Educate New York
Add your name to the call for #SchoolsNotJails!
Cynthia Nixon is a proud public school graduate and an even prouder public school parent. Cynthia became an advocate for public schools 17 years ago when her oldest child entered kindergarten. The school Cynthia dropped Sam off at that first day looked nothing like the school she had visited the summer before, as the school’s art teacher, music teacher, assistant principal, and two-thirds of the para-professionals had been fired, due to city-wide budget cuts.
That year, Cynthia joined thousands of parents in successfully organizing to stop almost $400 million in cuts to New York City schools. The following year, Cynthia joined with parents across the State to win a long-term solution for the enormous under-funding of low-income school districts, the large majority of which serve communities of color.
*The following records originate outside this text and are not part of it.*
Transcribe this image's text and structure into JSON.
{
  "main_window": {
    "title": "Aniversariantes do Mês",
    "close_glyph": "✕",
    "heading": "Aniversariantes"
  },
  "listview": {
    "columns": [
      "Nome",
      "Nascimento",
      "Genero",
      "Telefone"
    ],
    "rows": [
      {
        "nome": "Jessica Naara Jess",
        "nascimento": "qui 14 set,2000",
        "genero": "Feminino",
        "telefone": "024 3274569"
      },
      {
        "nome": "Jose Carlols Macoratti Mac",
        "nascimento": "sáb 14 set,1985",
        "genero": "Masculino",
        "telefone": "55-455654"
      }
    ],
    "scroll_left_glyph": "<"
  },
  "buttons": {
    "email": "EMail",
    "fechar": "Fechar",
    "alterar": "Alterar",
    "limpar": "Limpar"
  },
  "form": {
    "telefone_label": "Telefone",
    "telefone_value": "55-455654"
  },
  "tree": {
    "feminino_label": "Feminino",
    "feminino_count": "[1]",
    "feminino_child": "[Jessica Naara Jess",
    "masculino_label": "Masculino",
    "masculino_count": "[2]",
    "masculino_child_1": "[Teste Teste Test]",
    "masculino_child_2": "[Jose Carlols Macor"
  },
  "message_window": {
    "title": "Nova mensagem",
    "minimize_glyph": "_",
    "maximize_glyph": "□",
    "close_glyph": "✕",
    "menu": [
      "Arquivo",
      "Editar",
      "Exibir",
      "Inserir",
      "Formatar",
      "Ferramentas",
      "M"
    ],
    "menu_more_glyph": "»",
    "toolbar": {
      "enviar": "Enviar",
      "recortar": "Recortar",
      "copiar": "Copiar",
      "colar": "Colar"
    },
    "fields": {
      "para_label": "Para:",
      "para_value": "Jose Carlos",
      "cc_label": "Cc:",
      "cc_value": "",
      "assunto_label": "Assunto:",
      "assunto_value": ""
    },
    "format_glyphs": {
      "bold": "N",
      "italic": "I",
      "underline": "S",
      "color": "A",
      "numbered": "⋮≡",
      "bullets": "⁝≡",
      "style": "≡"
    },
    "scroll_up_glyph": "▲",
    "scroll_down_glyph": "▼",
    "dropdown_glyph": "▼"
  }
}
In 2007, that solution came in the form of Foundation Aid, a state funding formula that increased funding for primarily high-need, low-income school districts. However, that additional aid came to a screeching halt under Governor Cuomo. In his first year in office, he refused to continue payment on the new funding formula and instead enacted a $1.3 billion cut to schools. The education cuts went to fund an enormous tax cut to the wealthy and corporations.
The Governor’s refusal to address inequity has devastating consequences. Our state currently has the second highest inequality in funding between rich and poor school districts in the nation, a gap that has grown by 24 percent under Andrew Cuomo.
In addition to being underfunded, schools that serve communities of color have become increasingly criminalized. Now children can come into contact with the law at a very young age in school, where suspensions for children of color are inordinately high and police are often inappropriately involved for infractions that should be addressed through lesser disciplinary approaches.
Together, the underfunding and criminalization of schools that disproportionately serve children of color have created two different education systems in New York State. White, wealthy children are prepared for college, and low-income, children of color are disproportionately put into the school to prison pipeline.
Our children need schools, not jails. As Governor, Cynthia Nixon will provide our low-income schools the funding they need, and she will implement a birth-to-college approach to public education that allows every child to reach their full potential.